Springtime is unique in Palestine as the high amount of rainfall during the winter season enhances the appearance of a wide variety of plants and flowers. Almost everywhere you go, particularly in the countryside, you see greenery, flowers, and trees blooming, all nurtured and washed by the winter rain. When Spring arrives, nature is ready to show off its beauty and abundance with a broad range of colorful flowers and herbs.
The season takes off with the observation of Mother’s Day, which is widely celebrated across the Arab world on March 21st. The purpose of celebrating it in Spring is that it’s the season where the flowers blossom, symbolizing how motherhood is life.
Spring carries a great number of herbs that are unique to this season, such as wild thyme (za’atar barri), dandelion (hindbeh), bull mallow (khoubezeh) and so many others that are used in delicious recipes which are unique within the Palestinian cuisine. Not to forget the poppy anemone (shaqa’eq al nouman) flower that is special to Palestine, with its beautiful red deep color.
Spring was a very special time for me growing up in Ramallah. Back then, before all the high rise buildings took over, Ramallah was a cute little town, full of beautiful tall trees that I enjoyed everywhere I walked, going up and down the small hills around different parts of the city, which I especially loved on those sunny warm spring days.
My mother used to say “athar el ghadar,” March can be sneaky because it can turn into cold brutal days, and we’ve had occasions where it even snowed in March! However, I took pleasure in the blooming of the trees that I observed in my father’s backyard, most particularly the green almond trees, which when they bloom carry the most beautiful pinkish flowers, that then turn into these little buds that become an edible delicious snack, fury and crunchy from the outside, soft and watery on the inside.
As kids, we waited impatiently for when the almonds were going to be big enough to eat!
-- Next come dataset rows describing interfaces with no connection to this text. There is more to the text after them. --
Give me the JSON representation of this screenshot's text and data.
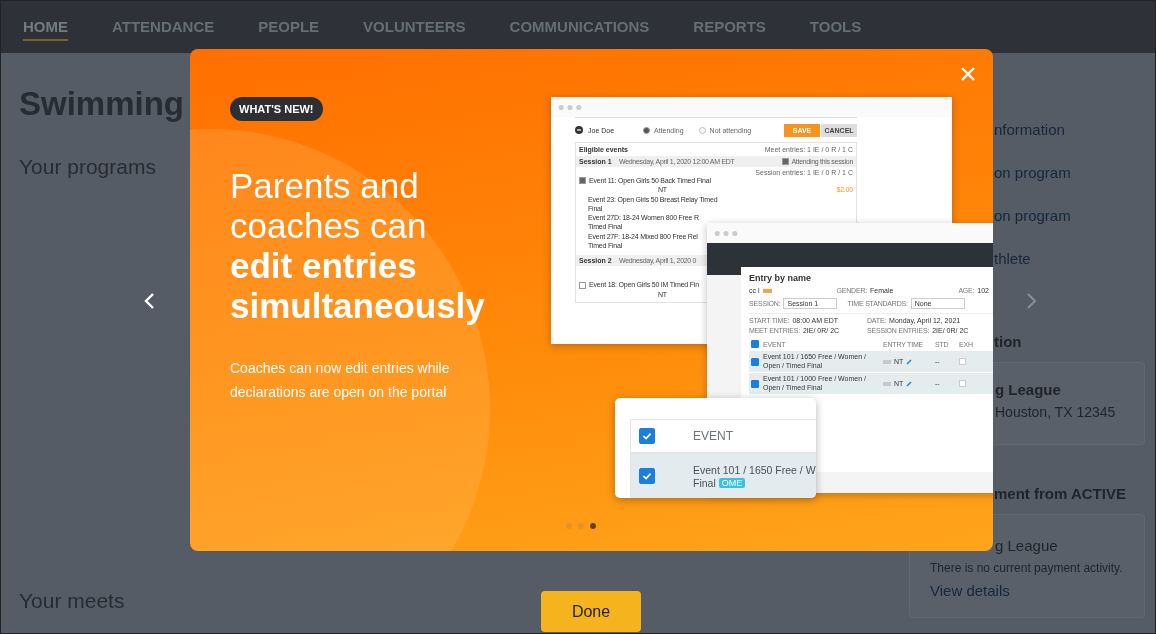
{
  "nav": [
    {
      "label": "HOME",
      "selected": true
    },
    {
      "label": "ATTENDANCE",
      "selected": false
    },
    {
      "label": "PEOPLE",
      "selected": false
    },
    {
      "label": "VOLUNTEERS",
      "selected": false
    },
    {
      "label": "COMMUNICATIONS",
      "selected": false
    },
    {
      "label": "REPORTS",
      "selected": false
    },
    {
      "label": "TOOLS",
      "selected": false
    }
  ],
  "page": {
    "title": "Swimming",
    "programs_heading": "Your programs",
    "meets_heading": "Your meets"
  },
  "sidebar": {
    "links": [
      "nformation",
      "on program",
      "on program",
      "thlete"
    ],
    "location_heading": "tion",
    "location_card": {
      "name": "g League",
      "address": "Houston, TX 12345"
    },
    "payment_heading": "ment from ACTIVE",
    "payment_card": {
      "name": "g League",
      "status": "There is no current payment activity.",
      "link": "View details"
    }
  },
  "modal": {
    "badge": "WHAT'S NEW!",
    "headline": "Parents and coaches can **edit entries simultaneously**",
    "description": "Coaches can now edit entries while declarations are open on the portal",
    "slides": [
      {
        "selected": false
      },
      {
        "selected": false
      },
      {
        "selected": true
      }
    ],
    "done_label": "Done"
  },
  "declaration_mockup": {
    "athlete": "Joe Doe",
    "options": [
      {
        "label": "Attending",
        "selected": true
      },
      {
        "label": "Not attending",
        "selected": false
      }
    ],
    "save_label": "SAVE",
    "cancel_label": "CANCEL",
    "events_title": "Eligible events",
    "meet_entries": "Meet entries: 1 IE / 0 R / 1 C",
    "sessions": [
      {
        "name": "Session 1",
        "date": "Wednesday, April 1, 2020 12:00 AM EDT",
        "attending_label": "Attending this session",
        "attending": true,
        "entries": "Session entries: 1 IE / 0 R / 1 C",
        "events": [
          {
            "kind": "checkbox",
            "label": "Event 11: Open Girls 50 Back Timed Final",
            "checked": true,
            "time": "NT",
            "fee": "$2.00"
          },
          {
            "kind": "plain",
            "label": "Event 23: Open Girls 50 Breast Relay Timed",
            "line2": "Final"
          },
          {
            "kind": "plain",
            "label": "Event 27D: 18-24 Women 800 Free R",
            "line2": "Timed Final"
          },
          {
            "kind": "plain",
            "label": "Event 27F: 18-24 Mixed 800 Free Rel",
            "line2": "Timed Final"
          }
        ]
      },
      {
        "name": "Session 2",
        "date": "Wednesday, April 1, 2020 0",
        "events": [
          {
            "kind": "checkbox",
            "label": "Event 18: Open Girls 50 IM Timed Fin",
            "checked": false,
            "time": "NT"
          }
        ]
      }
    ]
  },
  "entry_mockup": {
    "title": "Entry by name",
    "athlete": "cc l",
    "gender_label": "GENDER:",
    "gender": "Female",
    "age_label": "AGE:",
    "age": "102",
    "selects": [
      {
        "label": "SESSION:",
        "value": "Session 1"
      },
      {
        "label": "TIME STANDARDS:",
        "value": "None"
      }
    ],
    "info": [
      {
        "label": "START TIME:",
        "value": "08:00 AM EDT"
      },
      {
        "label": "DATE:",
        "value": "Monday, April 12, 2021"
      },
      {
        "label": "MEET ENTRIES:",
        "value": "2IE/ 0R/ 2C"
      },
      {
        "label": "SESSION ENTRIES:",
        "value": "2IE/ 0R/ 2C"
      }
    ],
    "header_checked": true,
    "columns": [
      "EVENT",
      "ENTRY TIME",
      "STD",
      "EXH"
    ],
    "rows": [
      {
        "event": "Event 101 / 1650 Free / Women / Open / Timed Final",
        "time": "NT",
        "std": "--",
        "checked": true,
        "exh": false
      },
      {
        "event": "Event 101 / 1000 Free / Women / Open / Timed Final",
        "time": "NT",
        "std": "--",
        "checked": true,
        "exh": false
      }
    ]
  },
  "event_card": {
    "header_checked": true,
    "column": "EVENT",
    "row": {
      "checked": true,
      "event": "Event 101 / 1650 Free / W",
      "line2": "Final",
      "tag": "OME"
    }
  }
}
While the green almond season only lasts a few short weeks, everyone rushes to enjoy eating this fresh sour snack dipped in salt.
Later and for years, when I lived on the East Coast in the US, I would crave the green almonds of Ramallah, which you could hardly find anywhere. However, here in California, which has been my home now for more than a decade, we share a similar climate to Palestine, and almond trees can be found on public streets. One time while I was meeting a friend in Berkeley and we were walking down the street, I came across a few trees on the sidewalk, and I jumped in excitement while picking the almonds and eating them, with my friend’s astonishment at what I was doing; she expressed that she’d never heard of or tried such a thing!
Surprisingly, while California produces 80% of the world’s almonds and 100% of the U.S. commercial supply, to the native residents, green almonds are completely unheard of.
To me the season is not complete without enjoying this unique snack, and picking them fresh from a tree adds a bonus to the taste. I am lucky enough to have some trees around where I live that I can enjoy, and where my son has had the opportunity to experience some of what I grew up with. He impatiently waits for the season when we can go together to pick some and enjoy eating green almonds together.
Article feature in The Markaz Review